Lady Rosamond had given her friend some of the glimpses of her experience in Rome, yet she had much more to relate on her arrival. Some months would elapse before her husband would consider his health sufficiently restored to return to his native land. At intervals he seemed almost restored when a sudden relapse would cause a renewed return of the symptoms attending his flattering disease. Still they were hopeful that with the returning spring health would be restored the patient invalid. Throughout the severe dispensation Gerald Bereford manifested no irritation, no fretfulness, no complaining. He seemed to be happy in appreciating the labors of his beautiful wife. On one occasion, when she asked if he did not weary of his sickness, he quietly replied:
“Darling Rosamond, it has shown that you are willing to sacrifice every pleasure in devotion to one who can never fully repay such a debt of gratitude. Do you think that I can try, my Rosamond?” exclaimed he, pressing a fond kiss upon the lips of the pale but lovely woman, as she sat beside him.
Ah! Gerald Bereford knew not that in these words there lay a hidden meaning. Surely, and in a way unknown to both, will the debt be paid.
LIGHT, SHADOW, AND DARKNESS.
The guests at Trevelyan Hall had departed, Maude Bereford alone remaining. Captain Trevelyan applied himself to the duties devolving upon him with a will. His hospitality was the comment of many. He had begun life aright. His honest heart and upright principles were a sure passport to prosperity and popularity. “The Hall” was a scene of much gaiety and resort. Large gatherings were of frequent occurrence, to which the families of the surrounding neighbourhood were cordially invited. Fanny Trevelyan was idolized among her youthful companions and associates. Her sweet face was welcomed as a delightful acquisition on every occasion. Many sought to show their fond appreciation of her retiring manners and graceful elegance.
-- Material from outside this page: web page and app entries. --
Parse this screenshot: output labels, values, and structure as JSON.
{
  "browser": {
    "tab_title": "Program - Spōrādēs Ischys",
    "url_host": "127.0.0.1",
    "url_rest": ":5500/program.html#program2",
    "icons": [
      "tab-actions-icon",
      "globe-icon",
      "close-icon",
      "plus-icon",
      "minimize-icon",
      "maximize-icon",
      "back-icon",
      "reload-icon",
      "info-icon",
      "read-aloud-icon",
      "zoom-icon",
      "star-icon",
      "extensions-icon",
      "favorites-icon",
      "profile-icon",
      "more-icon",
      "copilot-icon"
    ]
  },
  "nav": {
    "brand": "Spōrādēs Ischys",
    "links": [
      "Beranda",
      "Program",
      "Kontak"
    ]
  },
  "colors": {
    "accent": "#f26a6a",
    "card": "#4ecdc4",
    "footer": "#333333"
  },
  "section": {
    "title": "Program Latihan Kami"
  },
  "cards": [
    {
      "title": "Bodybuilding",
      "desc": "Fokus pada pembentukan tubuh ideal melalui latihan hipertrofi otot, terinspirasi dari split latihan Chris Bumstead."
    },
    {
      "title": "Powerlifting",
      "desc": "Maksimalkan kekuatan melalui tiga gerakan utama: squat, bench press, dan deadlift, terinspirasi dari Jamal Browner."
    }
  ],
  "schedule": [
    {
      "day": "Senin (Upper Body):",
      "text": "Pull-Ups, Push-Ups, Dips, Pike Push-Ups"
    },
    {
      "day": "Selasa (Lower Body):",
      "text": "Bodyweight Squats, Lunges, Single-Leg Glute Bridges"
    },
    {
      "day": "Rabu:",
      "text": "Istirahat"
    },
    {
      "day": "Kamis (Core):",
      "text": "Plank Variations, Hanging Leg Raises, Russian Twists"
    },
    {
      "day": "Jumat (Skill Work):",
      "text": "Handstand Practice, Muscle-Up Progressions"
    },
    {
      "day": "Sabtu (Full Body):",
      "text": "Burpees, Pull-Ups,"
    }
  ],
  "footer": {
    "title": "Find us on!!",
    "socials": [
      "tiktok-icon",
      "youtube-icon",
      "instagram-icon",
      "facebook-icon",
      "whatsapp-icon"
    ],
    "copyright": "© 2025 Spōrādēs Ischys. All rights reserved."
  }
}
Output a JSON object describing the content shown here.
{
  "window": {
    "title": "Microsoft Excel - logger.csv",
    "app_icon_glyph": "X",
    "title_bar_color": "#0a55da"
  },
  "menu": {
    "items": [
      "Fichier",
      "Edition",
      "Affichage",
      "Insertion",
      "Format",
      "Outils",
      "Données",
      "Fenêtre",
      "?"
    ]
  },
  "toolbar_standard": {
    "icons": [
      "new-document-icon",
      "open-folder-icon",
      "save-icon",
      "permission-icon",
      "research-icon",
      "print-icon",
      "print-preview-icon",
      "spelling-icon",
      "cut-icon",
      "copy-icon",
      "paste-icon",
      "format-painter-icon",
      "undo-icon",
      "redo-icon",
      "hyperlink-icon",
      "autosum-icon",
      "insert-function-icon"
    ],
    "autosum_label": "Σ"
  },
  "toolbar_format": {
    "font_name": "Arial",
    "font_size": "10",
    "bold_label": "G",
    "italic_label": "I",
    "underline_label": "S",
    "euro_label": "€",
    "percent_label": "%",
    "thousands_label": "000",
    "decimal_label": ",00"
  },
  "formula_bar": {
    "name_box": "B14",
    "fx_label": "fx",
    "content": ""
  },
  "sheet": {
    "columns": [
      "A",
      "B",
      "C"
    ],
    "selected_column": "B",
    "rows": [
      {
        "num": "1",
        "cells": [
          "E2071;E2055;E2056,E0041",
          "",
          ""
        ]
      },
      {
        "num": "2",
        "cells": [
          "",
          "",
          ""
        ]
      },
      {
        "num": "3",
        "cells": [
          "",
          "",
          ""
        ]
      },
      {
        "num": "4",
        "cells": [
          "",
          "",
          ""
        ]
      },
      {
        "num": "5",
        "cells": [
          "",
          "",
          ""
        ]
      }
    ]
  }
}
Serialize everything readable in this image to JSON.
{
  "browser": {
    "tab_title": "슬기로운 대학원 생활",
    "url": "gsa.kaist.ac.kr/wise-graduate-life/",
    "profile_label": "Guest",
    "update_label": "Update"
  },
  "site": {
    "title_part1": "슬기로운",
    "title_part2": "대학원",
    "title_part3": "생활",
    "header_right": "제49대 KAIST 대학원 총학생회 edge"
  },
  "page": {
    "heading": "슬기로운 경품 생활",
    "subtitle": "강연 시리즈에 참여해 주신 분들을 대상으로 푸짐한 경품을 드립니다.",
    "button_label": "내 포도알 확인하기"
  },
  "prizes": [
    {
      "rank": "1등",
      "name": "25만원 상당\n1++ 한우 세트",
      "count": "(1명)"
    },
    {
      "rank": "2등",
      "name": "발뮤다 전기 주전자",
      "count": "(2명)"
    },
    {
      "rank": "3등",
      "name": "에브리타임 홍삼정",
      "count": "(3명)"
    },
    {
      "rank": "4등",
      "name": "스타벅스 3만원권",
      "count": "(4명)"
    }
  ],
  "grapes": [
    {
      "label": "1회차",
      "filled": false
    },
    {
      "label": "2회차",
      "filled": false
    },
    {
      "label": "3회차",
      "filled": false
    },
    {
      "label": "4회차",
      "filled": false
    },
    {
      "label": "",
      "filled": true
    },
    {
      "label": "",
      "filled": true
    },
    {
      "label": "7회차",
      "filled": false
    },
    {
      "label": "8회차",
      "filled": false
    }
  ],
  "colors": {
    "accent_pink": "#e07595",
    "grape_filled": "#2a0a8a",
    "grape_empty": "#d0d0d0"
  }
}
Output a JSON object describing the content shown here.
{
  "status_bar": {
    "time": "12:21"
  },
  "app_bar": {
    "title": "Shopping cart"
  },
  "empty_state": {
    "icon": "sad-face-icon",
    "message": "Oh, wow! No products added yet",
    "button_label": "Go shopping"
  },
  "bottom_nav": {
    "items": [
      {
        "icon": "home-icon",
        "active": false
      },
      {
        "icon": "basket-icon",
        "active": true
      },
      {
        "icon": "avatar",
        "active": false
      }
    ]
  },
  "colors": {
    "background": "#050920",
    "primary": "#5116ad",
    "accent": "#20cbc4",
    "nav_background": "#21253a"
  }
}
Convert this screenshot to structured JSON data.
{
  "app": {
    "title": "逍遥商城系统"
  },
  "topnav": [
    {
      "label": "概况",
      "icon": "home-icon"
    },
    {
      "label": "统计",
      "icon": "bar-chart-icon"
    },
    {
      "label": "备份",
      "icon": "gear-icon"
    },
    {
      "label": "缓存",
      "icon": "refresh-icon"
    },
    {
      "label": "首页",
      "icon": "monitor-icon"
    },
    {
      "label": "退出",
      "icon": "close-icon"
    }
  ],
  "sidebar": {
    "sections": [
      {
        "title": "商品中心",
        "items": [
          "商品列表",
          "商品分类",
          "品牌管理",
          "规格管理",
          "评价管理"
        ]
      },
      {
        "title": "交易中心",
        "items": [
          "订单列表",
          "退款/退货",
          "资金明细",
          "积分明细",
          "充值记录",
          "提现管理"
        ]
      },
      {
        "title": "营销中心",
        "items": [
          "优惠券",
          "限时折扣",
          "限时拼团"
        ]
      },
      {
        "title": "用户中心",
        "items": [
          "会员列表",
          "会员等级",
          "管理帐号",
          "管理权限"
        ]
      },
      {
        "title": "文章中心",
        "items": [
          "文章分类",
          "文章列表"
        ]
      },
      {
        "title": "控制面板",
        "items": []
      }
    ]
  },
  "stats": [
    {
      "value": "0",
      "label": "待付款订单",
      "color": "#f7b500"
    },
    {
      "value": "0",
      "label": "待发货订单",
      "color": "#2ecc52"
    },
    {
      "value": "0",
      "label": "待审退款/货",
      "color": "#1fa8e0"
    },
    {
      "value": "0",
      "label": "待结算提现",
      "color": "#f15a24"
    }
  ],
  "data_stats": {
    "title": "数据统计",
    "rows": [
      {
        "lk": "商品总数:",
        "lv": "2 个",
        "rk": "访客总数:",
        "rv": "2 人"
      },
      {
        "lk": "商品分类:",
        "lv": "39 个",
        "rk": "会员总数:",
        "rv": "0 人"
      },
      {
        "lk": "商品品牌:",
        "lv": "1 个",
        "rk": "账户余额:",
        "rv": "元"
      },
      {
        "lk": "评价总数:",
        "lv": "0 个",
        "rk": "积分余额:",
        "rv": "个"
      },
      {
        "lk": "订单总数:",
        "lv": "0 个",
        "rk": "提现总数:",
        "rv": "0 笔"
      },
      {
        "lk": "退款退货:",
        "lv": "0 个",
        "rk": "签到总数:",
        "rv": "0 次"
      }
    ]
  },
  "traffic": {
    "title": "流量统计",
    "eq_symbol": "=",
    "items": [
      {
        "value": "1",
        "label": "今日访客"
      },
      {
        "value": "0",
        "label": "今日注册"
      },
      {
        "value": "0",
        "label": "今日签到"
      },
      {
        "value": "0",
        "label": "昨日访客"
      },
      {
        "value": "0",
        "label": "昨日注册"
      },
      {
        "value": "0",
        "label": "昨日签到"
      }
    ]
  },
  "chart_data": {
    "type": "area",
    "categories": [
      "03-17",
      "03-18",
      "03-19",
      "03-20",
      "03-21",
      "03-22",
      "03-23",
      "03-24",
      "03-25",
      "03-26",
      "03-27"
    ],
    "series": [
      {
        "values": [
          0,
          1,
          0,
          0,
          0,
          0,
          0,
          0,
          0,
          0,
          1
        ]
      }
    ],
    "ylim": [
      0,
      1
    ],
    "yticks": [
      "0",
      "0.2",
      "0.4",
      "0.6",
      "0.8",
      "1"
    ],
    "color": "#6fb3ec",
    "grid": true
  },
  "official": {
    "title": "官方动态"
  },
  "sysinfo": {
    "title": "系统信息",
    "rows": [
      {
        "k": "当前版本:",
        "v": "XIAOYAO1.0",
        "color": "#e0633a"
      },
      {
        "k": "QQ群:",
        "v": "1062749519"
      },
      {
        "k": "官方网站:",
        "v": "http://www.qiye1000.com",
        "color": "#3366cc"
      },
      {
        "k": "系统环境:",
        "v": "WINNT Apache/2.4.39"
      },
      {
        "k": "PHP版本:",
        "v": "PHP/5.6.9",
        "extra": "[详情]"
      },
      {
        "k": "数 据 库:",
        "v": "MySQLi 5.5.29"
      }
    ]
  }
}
Flattery had no power over her. She possessed a character of too much depth and penetration to harbor the least feeling akin to vanity. Lady Trevelyan had guarded her daughter’s education and trained her with a view to set a proper estimate upon those qualities which ennoble and elevate the soul. Maude Bereford was a proper companion for Fanny Trevelyan. Their minds were in harmony, while the latter acted as a propelling power to force the aspirations of the other above their common flight. Lady Trevelyan was pleased with this companionship. Though she could not discern the brilliant genius and powers which characterized the beautiful Mary Douglas, there was much to admire in Maude Bereford. Captain Trevelyan was kind, amiable and attentive. He paid every mark of respect towards his gentle and loveable guest. Frequently they walked, chatted and rode together. Maude was pleased with the gentlemanly attentions of the engaging officer, and showed her appreciation in many ways. He enjoyed the society of those two girls much as those of playful children. Fanny was truly happy in her brother’s company.